Sir, – The article concerning the “cry for help” from the wife of a Garda sergeant has naturally provoked a flood of reaction (Kathy Sheridan, Home News, October 17th). However, the vitriolic abuse in the majority of comments on The Irish Times website has been shockingly ignorant and a reflection of just how divided and self-absorbed we are as a small island nation.

Just because someone earns more money than you should not automatically give a sense of entitlement to judge them lock, stock and barrel. There may indeed be details missing from the article that are just so to protect identity eg – a disabled/autistic child.

How can the eldest son get a job when there are none? They should get a loan? From whom exactly? Comparing public sector pay with Germany? Don’t make me laugh. I spent a week in Germany on business in 2009 and was astounded at how cheap food is in supermarkets (a one-litre bottle of water was 19 cent). I’d love to send the IMF around our shops with a trolley. Angela Merkel would gawp at what we pay in Aldi.

People may say health insurance is a luxury, but not so for a Garda who is more likely to be injured, stabbed or shot on the job. This article has exposed how misleading a gross salary can be and how the past four years will be nothing compared with the difficulties coming in the next four. There is no denying the large portion of personal responsibility that has to be taken for moving to a bigger house for “an extra bedroom”. However, I live in a tiny house and my mortgage is half of theirs, only because I am fortunate to have a tracker mortgage. Without it, I would be struggling to put food on the table for my children.

People have also made good points about having to adjust by taking in a lodger, washing dishes by hand, etc, and no doubt they will do these things because they will have to.

That is in no way mutually exclusive from the fear, stress and anxiety the woman featured in the article is feeling and expressing. In fact, the very act of writing to ministers is a proactive step to try to improve their situation.

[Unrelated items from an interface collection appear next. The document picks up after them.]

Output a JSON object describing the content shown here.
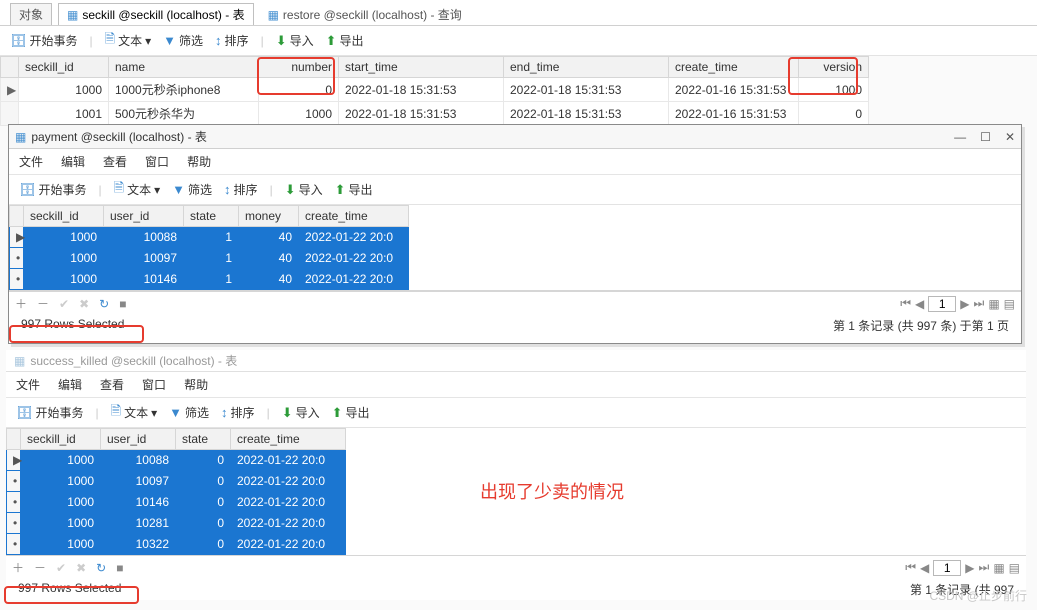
{
  "top_tabs": {
    "tab1_label": "对象",
    "tab2_label": "seckill @seckill (localhost) - 表",
    "tab3_label": "restore @seckill (localhost) - 查询"
  },
  "toolbar": {
    "start_tx": "开始事务",
    "text": "文本",
    "filter": "筛选",
    "sort": "排序",
    "import": "导入",
    "export": "导出"
  },
  "seckill_table": {
    "headers": {
      "seckill_id": "seckill_id",
      "name": "name",
      "number": "number",
      "start_time": "start_time",
      "end_time": "end_time",
      "create_time": "create_time",
      "version": "version"
    },
    "rows": [
      {
        "mark": "▶",
        "seckill_id": "1000",
        "name": "1000元秒杀iphone8",
        "number": "0",
        "start_time": "2022-01-18 15:31:53",
        "end_time": "2022-01-18 15:31:53",
        "create_time": "2022-01-16 15:31:53",
        "version": "1000"
      },
      {
        "mark": "",
        "seckill_id": "1001",
        "name": "500元秒杀华为",
        "number": "1000",
        "start_time": "2022-01-18 15:31:53",
        "end_time": "2022-01-18 15:31:53",
        "create_time": "2022-01-16 15:31:53",
        "version": "0"
      }
    ]
  },
  "payment_window": {
    "title": "payment @seckill (localhost) - 表",
    "menus": {
      "file": "文件",
      "edit": "编辑",
      "view": "查看",
      "window": "窗口",
      "help": "帮助"
    },
    "headers": {
      "seckill_id": "seckill_id",
      "user_id": "user_id",
      "state": "state",
      "money": "money",
      "create_time": "create_time"
    },
    "rows": [
      {
        "mark": "▶",
        "seckill_id": "1000",
        "user_id": "10088",
        "state": "1",
        "money": "40",
        "create_time": "2022-01-22 20:0"
      },
      {
        "mark": "•",
        "seckill_id": "1000",
        "user_id": "10097",
        "state": "1",
        "money": "40",
        "create_time": "2022-01-22 20:0"
      },
      {
        "mark": "•",
        "seckill_id": "1000",
        "user_id": "10146",
        "state": "1",
        "money": "40",
        "create_time": "2022-01-22 20:0"
      }
    ],
    "pager": {
      "page": "1",
      "summary": "第 1 条记录 (共 997 条) 于第 1 页"
    },
    "status": "997 Rows Selected"
  },
  "success_killed": {
    "title": "success_killed @seckill (localhost) - 表",
    "menus": {
      "file": "文件",
      "edit": "编辑",
      "view": "查看",
      "window": "窗口",
      "help": "帮助"
    },
    "headers": {
      "seckill_id": "seckill_id",
      "user_id": "user_id",
      "state": "state",
      "create_time": "create_time"
    },
    "rows": [
      {
        "mark": "▶",
        "seckill_id": "1000",
        "user_id": "10088",
        "state": "0",
        "create_time": "2022-01-22 20:0"
      },
      {
        "mark": "•",
        "seckill_id": "1000",
        "user_id": "10097",
        "state": "0",
        "create_time": "2022-01-22 20:0"
      },
      {
        "mark": "•",
        "seckill_id": "1000",
        "user_id": "10146",
        "state": "0",
        "create_time": "2022-01-22 20:0"
      },
      {
        "mark": "•",
        "seckill_id": "1000",
        "user_id": "10281",
        "state": "0",
        "create_time": "2022-01-22 20:0"
      },
      {
        "mark": "•",
        "seckill_id": "1000",
        "user_id": "10322",
        "state": "0",
        "create_time": "2022-01-22 20:0"
      }
    ],
    "pager": {
      "page": "1",
      "summary": "第 1 条记录 (共 997"
    },
    "status": "997 Rows Selected"
  },
  "annotation": "出现了少卖的情况",
  "watermark": "CSDN @止步前行"
}
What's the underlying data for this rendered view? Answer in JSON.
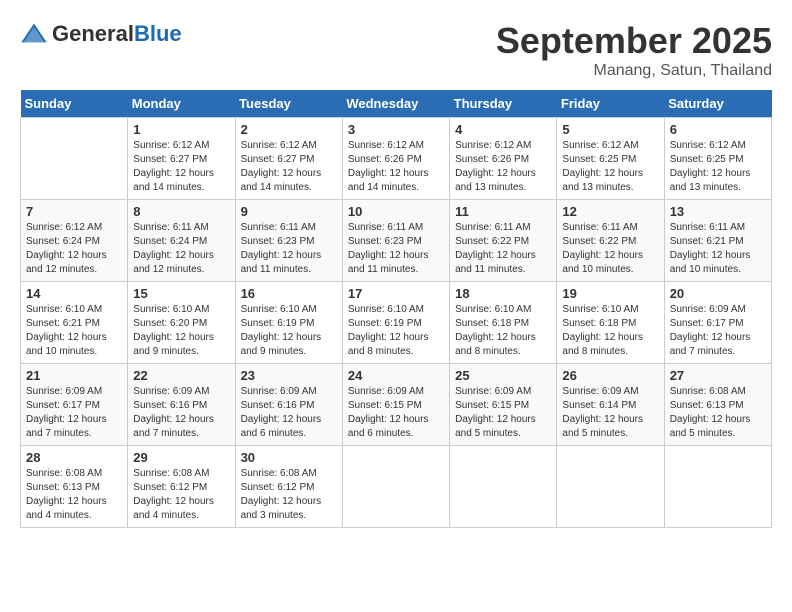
{
  "header": {
    "logo_general": "General",
    "logo_blue": "Blue",
    "month_year": "September 2025",
    "location": "Manang, Satun, Thailand"
  },
  "weekdays": [
    "Sunday",
    "Monday",
    "Tuesday",
    "Wednesday",
    "Thursday",
    "Friday",
    "Saturday"
  ],
  "weeks": [
    [
      {
        "day": "",
        "info": ""
      },
      {
        "day": "1",
        "info": "Sunrise: 6:12 AM\nSunset: 6:27 PM\nDaylight: 12 hours\nand 14 minutes."
      },
      {
        "day": "2",
        "info": "Sunrise: 6:12 AM\nSunset: 6:27 PM\nDaylight: 12 hours\nand 14 minutes."
      },
      {
        "day": "3",
        "info": "Sunrise: 6:12 AM\nSunset: 6:26 PM\nDaylight: 12 hours\nand 14 minutes."
      },
      {
        "day": "4",
        "info": "Sunrise: 6:12 AM\nSunset: 6:26 PM\nDaylight: 12 hours\nand 13 minutes."
      },
      {
        "day": "5",
        "info": "Sunrise: 6:12 AM\nSunset: 6:25 PM\nDaylight: 12 hours\nand 13 minutes."
      },
      {
        "day": "6",
        "info": "Sunrise: 6:12 AM\nSunset: 6:25 PM\nDaylight: 12 hours\nand 13 minutes."
      }
    ],
    [
      {
        "day": "7",
        "info": "Sunrise: 6:12 AM\nSunset: 6:24 PM\nDaylight: 12 hours\nand 12 minutes."
      },
      {
        "day": "8",
        "info": "Sunrise: 6:11 AM\nSunset: 6:24 PM\nDaylight: 12 hours\nand 12 minutes."
      },
      {
        "day": "9",
        "info": "Sunrise: 6:11 AM\nSunset: 6:23 PM\nDaylight: 12 hours\nand 11 minutes."
      },
      {
        "day": "10",
        "info": "Sunrise: 6:11 AM\nSunset: 6:23 PM\nDaylight: 12 hours\nand 11 minutes."
      },
      {
        "day": "11",
        "info": "Sunrise: 6:11 AM\nSunset: 6:22 PM\nDaylight: 12 hours\nand 11 minutes."
      },
      {
        "day": "12",
        "info": "Sunrise: 6:11 AM\nSunset: 6:22 PM\nDaylight: 12 hours\nand 10 minutes."
      },
      {
        "day": "13",
        "info": "Sunrise: 6:11 AM\nSunset: 6:21 PM\nDaylight: 12 hours\nand 10 minutes."
      }
    ],
    [
      {
        "day": "14",
        "info": "Sunrise: 6:10 AM\nSunset: 6:21 PM\nDaylight: 12 hours\nand 10 minutes."
      },
      {
        "day": "15",
        "info": "Sunrise: 6:10 AM\nSunset: 6:20 PM\nDaylight: 12 hours\nand 9 minutes."
      },
      {
        "day": "16",
        "info": "Sunrise: 6:10 AM\nSunset: 6:19 PM\nDaylight: 12 hours\nand 9 minutes."
      },
      {
        "day": "17",
        "info": "Sunrise: 6:10 AM\nSunset: 6:19 PM\nDaylight: 12 hours\nand 8 minutes."
      },
      {
        "day": "18",
        "info": "Sunrise: 6:10 AM\nSunset: 6:18 PM\nDaylight: 12 hours\nand 8 minutes."
      },
      {
        "day": "19",
        "info": "Sunrise: 6:10 AM\nSunset: 6:18 PM\nDaylight: 12 hours\nand 8 minutes."
      },
      {
        "day": "20",
        "info": "Sunrise: 6:09 AM\nSunset: 6:17 PM\nDaylight: 12 hours\nand 7 minutes."
      }
    ],
    [
      {
        "day": "21",
        "info": "Sunrise: 6:09 AM\nSunset: 6:17 PM\nDaylight: 12 hours\nand 7 minutes."
      },
      {
        "day": "22",
        "info": "Sunrise: 6:09 AM\nSunset: 6:16 PM\nDaylight: 12 hours\nand 7 minutes."
      },
      {
        "day": "23",
        "info": "Sunrise: 6:09 AM\nSunset: 6:16 PM\nDaylight: 12 hours\nand 6 minutes."
      },
      {
        "day": "24",
        "info": "Sunrise: 6:09 AM\nSunset: 6:15 PM\nDaylight: 12 hours\nand 6 minutes."
      },
      {
        "day": "25",
        "info": "Sunrise: 6:09 AM\nSunset: 6:15 PM\nDaylight: 12 hours\nand 5 minutes."
      },
      {
        "day": "26",
        "info": "Sunrise: 6:09 AM\nSunset: 6:14 PM\nDaylight: 12 hours\nand 5 minutes."
      },
      {
        "day": "27",
        "info": "Sunrise: 6:08 AM\nSunset: 6:13 PM\nDaylight: 12 hours\nand 5 minutes."
      }
    ],
    [
      {
        "day": "28",
        "info": "Sunrise: 6:08 AM\nSunset: 6:13 PM\nDaylight: 12 hours\nand 4 minutes."
      },
      {
        "day": "29",
        "info": "Sunrise: 6:08 AM\nSunset: 6:12 PM\nDaylight: 12 hours\nand 4 minutes."
      },
      {
        "day": "30",
        "info": "Sunrise: 6:08 AM\nSunset: 6:12 PM\nDaylight: 12 hours\nand 3 minutes."
      },
      {
        "day": "",
        "info": ""
      },
      {
        "day": "",
        "info": ""
      },
      {
        "day": "",
        "info": ""
      },
      {
        "day": "",
        "info": ""
      }
    ]
  ]
}
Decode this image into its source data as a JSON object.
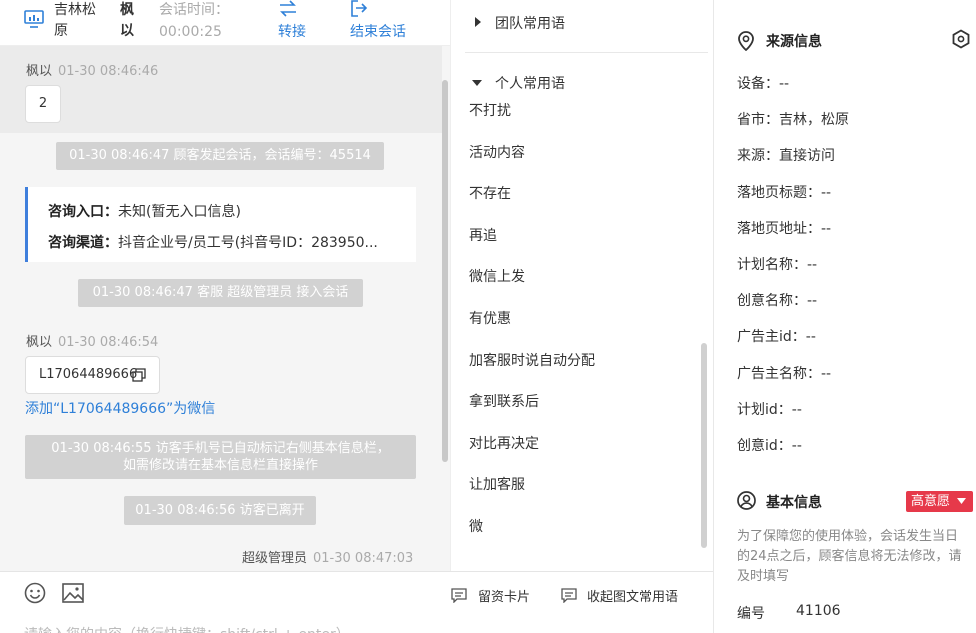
{
  "header": {
    "location": "吉林松原",
    "visitor_name": "枫以",
    "session_time_label": "会话时间：",
    "session_time": "00:00:25",
    "transfer_label": "转接",
    "end_label": "结束会话"
  },
  "messages": {
    "m1_sender": "枫以",
    "m1_time": "01-30 08:46:46",
    "m1_text": "2",
    "sys1": "01-30 08:46:47 顾客发起会话，会话编号：45514",
    "card_entry_label": "咨询入口：",
    "card_entry_value": "未知(暂无入口信息)",
    "card_channel_label": "咨询渠道：",
    "card_channel_value": "抖音企业号/员工号(抖音号ID：283950...",
    "sys2": "01-30 08:46:47 客服 超级管理员 接入会话",
    "m2_sender": "枫以",
    "m2_time": "01-30 08:46:54",
    "m2_text": "L17064489666",
    "add_wechat": "添加“L17064489666”为微信",
    "sys3_line1": "01-30 08:46:55 访客手机号已自动标记右侧基本信息栏，",
    "sys3_line2": "如需修改请在基本信息栏直接操作",
    "sys4": "01-30 08:46:56 访客已离开",
    "m3_sender": "超级管理员",
    "m3_time": "01-30 08:47:03"
  },
  "input": {
    "placeholder": "请输入您的内容（换行快捷键：shift/ctrl + enter）",
    "lead_card_label": "留资卡片",
    "collect_label": "收起图文常用语"
  },
  "phrases": {
    "team_title": "团队常用语",
    "personal_title": "个人常用语",
    "items": [
      "不打扰",
      "活动内容",
      "不存在",
      "再追",
      "微信上发",
      "有优惠",
      "加客服时说自动分配",
      "拿到联系后",
      "对比再决定",
      "让加客服",
      "微"
    ]
  },
  "source_info": {
    "title": "来源信息",
    "rows": [
      "设备：--",
      "省市：吉林，松原",
      "来源：直接访问",
      "落地页标题：--",
      "落地页地址：--",
      "计划名称：--",
      "创意名称：--",
      "广告主id：--",
      "广告主名称：--",
      "计划id：--",
      "创意id：--"
    ]
  },
  "basic_info": {
    "title": "基本信息",
    "intent_badge": "高意愿",
    "note": "为了保障您的使用体验，会话发生当日的24点之后，顾客信息将无法修改，请及时填写",
    "id_label": "编号",
    "id_value": "41106"
  },
  "colors": {
    "accent": "#2f80d8",
    "badge": "#e6394a",
    "card_border": "#3f7fdc"
  }
}
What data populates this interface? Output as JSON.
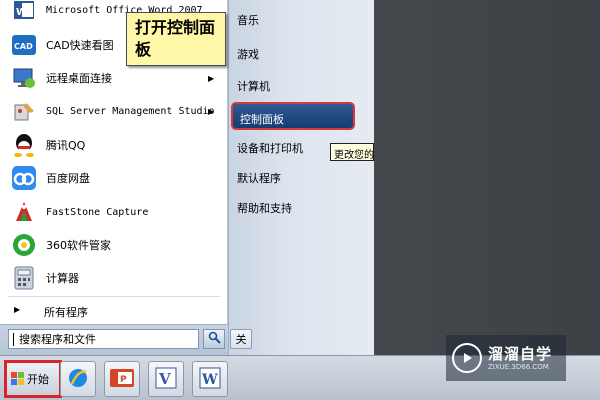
{
  "start_menu": {
    "programs": [
      {
        "label": "Microsoft Office Word 2007",
        "icon": "word-icon"
      },
      {
        "label": "CAD快速看图",
        "icon": "cad-icon"
      },
      {
        "label": "远程桌面连接",
        "icon": "remote-desktop-icon",
        "submenu": true
      },
      {
        "label": "SQL Server Management Studio",
        "icon": "sql-server-icon",
        "submenu": true
      },
      {
        "label": "腾讯QQ",
        "icon": "qq-icon"
      },
      {
        "label": "百度网盘",
        "icon": "baidu-netdisk-icon"
      },
      {
        "label": "FastStone Capture",
        "icon": "faststone-capture-icon"
      },
      {
        "label": "360软件管家",
        "icon": "360-software-manager-icon"
      },
      {
        "label": "计算器",
        "icon": "calculator-icon"
      }
    ],
    "all_programs_label": "所有程序",
    "search_value": "搜索程序和文件",
    "shutdown_label": "关",
    "right_items": [
      "音乐",
      "游戏",
      "计算机",
      "控制面板",
      "设备和打印机",
      "默认程序",
      "帮助和支持"
    ],
    "selected_item": "控制面板",
    "tooltip": "更改您的计算机设置",
    "callout_text": "打开控制面板"
  },
  "taskbar": {
    "start_label": "开始",
    "pinned": [
      "ie-icon",
      "powerpoint-icon",
      "visio-icon",
      "word-icon"
    ]
  },
  "watermark": {
    "title": "溜溜自学",
    "url": "ZIXUE.3D66.COM"
  },
  "colors": {
    "selection": "#173d72",
    "highlight_border": "#d4393f",
    "callout": "#fff7a8"
  }
}
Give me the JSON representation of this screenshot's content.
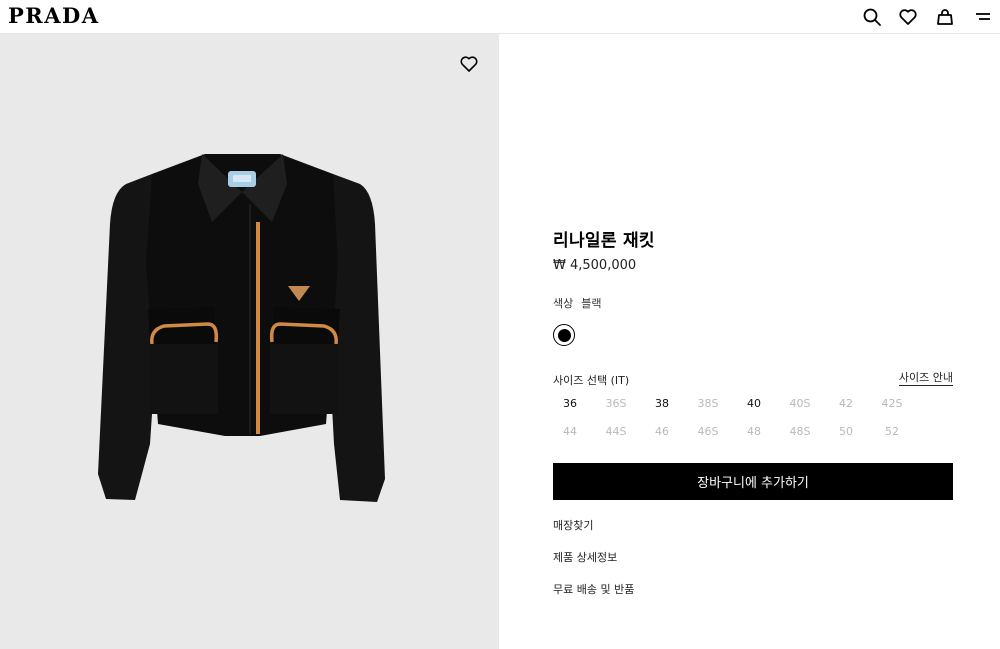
{
  "header": {
    "logo": "PRADA",
    "icons": [
      "search-icon",
      "heart-icon",
      "bag-icon",
      "menu-icon"
    ]
  },
  "media": {
    "favorite_icon": "heart-icon",
    "image": "black nylon cropped jacket with orange trim",
    "background": "#e9e9e9"
  },
  "product": {
    "title": "리나일론 재킷",
    "price": "₩ 4,500,000",
    "color_label": "색상",
    "color_value": "블랙",
    "swatch_color": "#000000",
    "size_label": "사이즈 선택 (IT)",
    "size_guide": "사이즈 안내",
    "sizes": [
      {
        "label": "36",
        "available": true
      },
      {
        "label": "36S",
        "available": false
      },
      {
        "label": "38",
        "available": true
      },
      {
        "label": "38S",
        "available": false
      },
      {
        "label": "40",
        "available": true
      },
      {
        "label": "40S",
        "available": false
      },
      {
        "label": "42",
        "available": false
      },
      {
        "label": "42S",
        "available": false
      },
      {
        "label": "44",
        "available": false
      },
      {
        "label": "44S",
        "available": false
      },
      {
        "label": "46",
        "available": false
      },
      {
        "label": "46S",
        "available": false
      },
      {
        "label": "48",
        "available": false
      },
      {
        "label": "48S",
        "available": false
      },
      {
        "label": "50",
        "available": false
      },
      {
        "label": "52",
        "available": false
      }
    ],
    "add_to_cart": "장바구니에 추가하기",
    "links": [
      "매장찾기",
      "제품 상세정보",
      "무료 배송 및 반품"
    ]
  }
}
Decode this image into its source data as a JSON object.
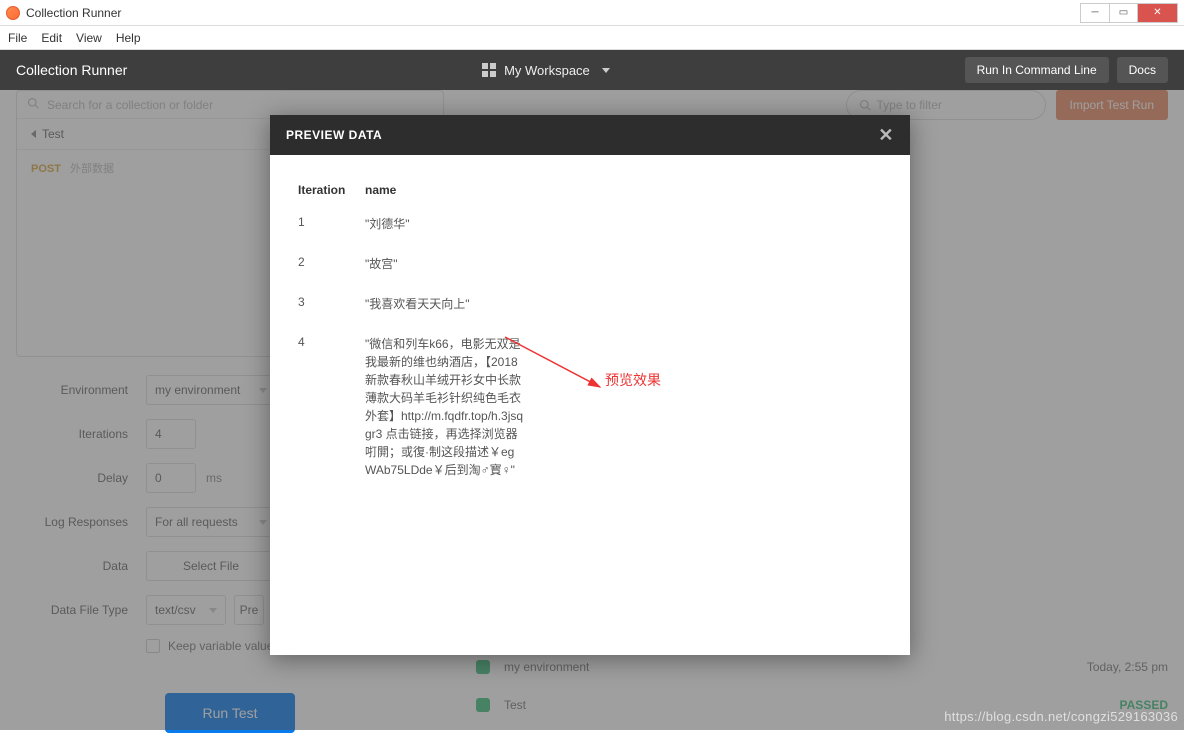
{
  "window": {
    "title": "Collection Runner"
  },
  "menubar": [
    "File",
    "Edit",
    "View",
    "Help"
  ],
  "toolbar": {
    "title": "Collection Runner",
    "workspace_label": "My Workspace",
    "run_cli": "Run In Command Line",
    "docs": "Docs"
  },
  "left": {
    "search_placeholder": "Search for a collection or folder",
    "back_item": "Test",
    "request": {
      "method": "POST",
      "name": "外部数据"
    },
    "form": {
      "environment_label": "Environment",
      "environment_value": "my environment",
      "iterations_label": "Iterations",
      "iterations_value": "4",
      "delay_label": "Delay",
      "delay_value": "0",
      "delay_unit": "ms",
      "log_label": "Log Responses",
      "log_value": "For all requests",
      "data_label": "Data",
      "data_button": "Select File",
      "filetype_label": "Data File Type",
      "filetype_value": "text/csv",
      "preview_button": "Pre",
      "keep_var_label": "Keep variable values"
    },
    "run_button": "Run Test"
  },
  "right": {
    "filter_placeholder": "Type to filter",
    "import_button": "Import Test Run",
    "runs": [
      {
        "label": "my environment",
        "time": "Today, 2:55 pm",
        "status": ""
      },
      {
        "label": "Test",
        "time": "",
        "status": "PASSED"
      }
    ]
  },
  "modal": {
    "title": "PREVIEW DATA",
    "columns": [
      "Iteration",
      "name"
    ],
    "rows": [
      {
        "iteration": "1",
        "name": "\"刘德华\""
      },
      {
        "iteration": "2",
        "name": "\"故宫\""
      },
      {
        "iteration": "3",
        "name": "\"我喜欢看天天向上\""
      },
      {
        "iteration": "4",
        "name": "\"微信和列车k66，电影无双是我最新的维也纳酒店，【2018新款春秋山羊绒开衫女中长款薄款大码羊毛衫针织纯色毛衣外套】http://m.fqdfr.top/h.3jsqgr3 点击链接，再选择浏览器咑閞；或復·制这段描述￥egWAb75LDde￥后到淘♂寳♀\""
      }
    ]
  },
  "annotation": {
    "label": "预览效果"
  },
  "watermark": "https://blog.csdn.net/congzi529163036"
}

I hate the word “entitlement” in our society, but this woman is entitled to be upset that she cannot afford to properly feed and send her son to college on such a high salary and anyone who mocks her for that has no respect. – Yours, etc,


Chambers Park,

Kilcock, Co Kildare.